Guest violinist Vadim Gluzman appears as soloist with the Kansas City Symphony Feb. 5-7 to perform Brahms’ Violin Concerto. Visit the concert listing page for more information on programming and tickets.
What are you most looking forward to in your upcoming performances with the Kansas City Symphony in Helzberg Hall at the Kauffman Center for the Performing Arts? Return engagement are always very special for me and coming back to perform with an orchestra which I know and like very much, working with a conductor with whom we truly speak the same musical language is a great pleasure and a privilege. Working with Michael Stern has always been a special experience — he is a musician of incredible depth, artistic honesty and one of the most sensitive partners — a real inspiration!
And of course to make music in the spectacular Kauffman Center — an absolute joy!
What do you love about the Brahms Violin Concerto? Do you have a favorite part or movement? If so, which one(s) and why? Brahms concerto is one of two or three perfect masterworks in the violin concerto repertoire, a real Mount Everest. The challenge is humongous, but the rewards — artistic, musical, emotional — are just as incredible. Every note in this piece is “gold,” and pointing at one part as my favorite is really impossible. But if I were to draw the attention of our audience to one of many special moments — listen to the very end of the violin cadenza the way the orchestra joins in — as close to heaven as we will ever get!!!
What was your path to becoming a professional violinist? Did you always know you were destined to make music your career? I started my musical education at 7, and naturally, at that age we do not ask ourselves such questions. I don’t think I would be able to point at one day or a moment when I realized that I wanted to be a violinist. By the time I was 14 or 15, I had realized that I can not imagine doing anything else, I simply can’t live without it. In a way, playing the violin became who I am, what I am…
I had the most amazing teachers — Arkady Fomin, Dorothy DeLay, among others. I also was fortunate to work with Isaac Stern and Pinchas Zukerman, and later to perform with some of the greatest conductors of our day. They helped shape my musical vision, gave me confidence and inspired me to continue on my path.

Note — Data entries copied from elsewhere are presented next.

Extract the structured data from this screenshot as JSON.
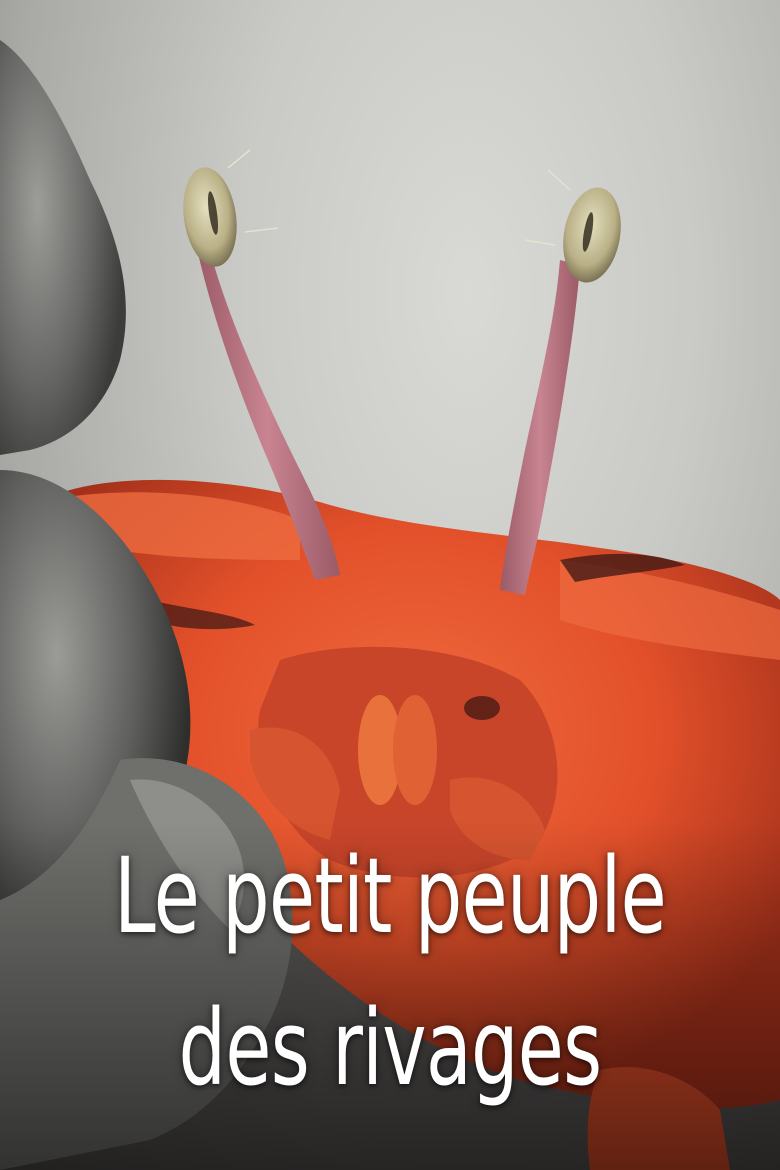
{
  "poster": {
    "title_line_1": "Le petit peuple",
    "title_line_2": "des rivages"
  },
  "colors": {
    "background": "#c9c9c6",
    "crab_body": "#e2502a",
    "crab_shadow": "#a3301a",
    "eye_stalk": "#b9727e",
    "eye": "#c9c29a",
    "rock": "#5f5f5d",
    "title_text": "#ffffff"
  }
}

What advice do you have for young musicians hoping to improve their ear or performance? Listen to yourself, listen to your colleges, friends, teachers! Listening is the greatest tool, the greatest way to learn and improve. Playing and studying chamber music in depth for me is single most important part of becoming an all-rounded musician.

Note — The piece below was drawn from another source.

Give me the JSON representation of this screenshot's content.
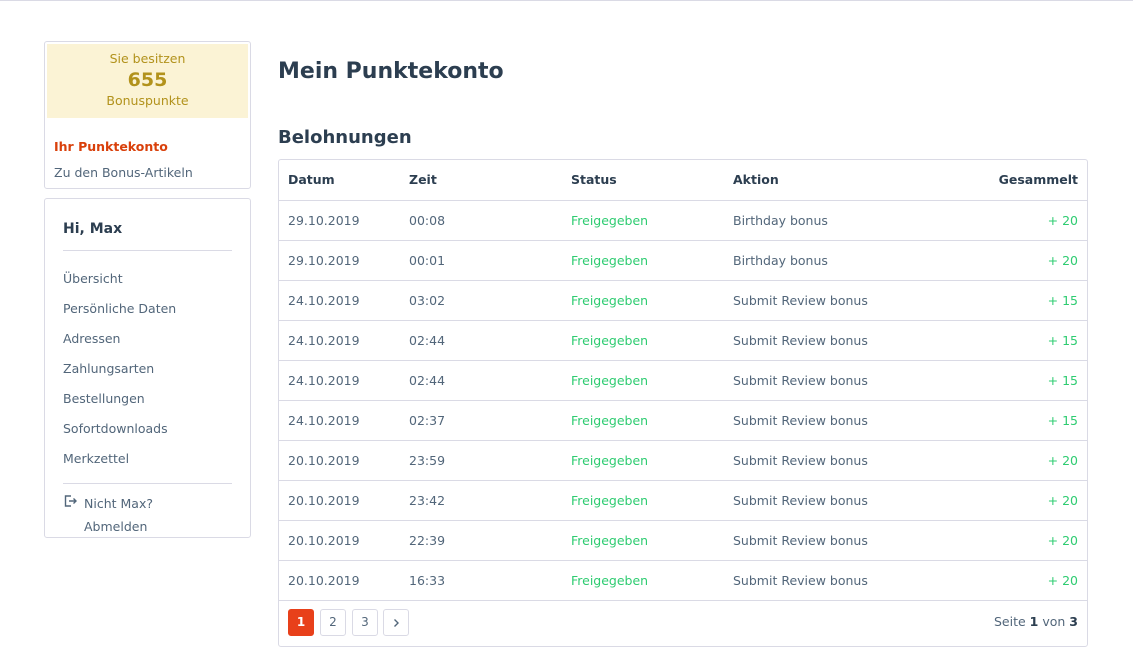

What’s next for you after Kansas City? Right after I perform in Kansas City, I continue to New Orleans to perform with the Louisiana Philharmonic and Carlos Miguel Prieto, a special performance with the Orpheus Chamber Orchestra in New York, followed by a European tour. Some important highlights this season are a recital in London’s Wigmore Hall, premiere of new violin concerto of Lera Auerbach at the Proms, a residency at Colorado Music Festival and a tour in Australia.
To hear guest violinist perform Brahms Violin Concerto with the Kansas City Symphony under the baton of conductor Michael Stern, call (816) 471-0400 or select your seat online. The program also includes Beethoven’s Fourth Symphony and John Adams’ The Chairman Dances — Foxtrot for Orchestra. Tickets start at $25.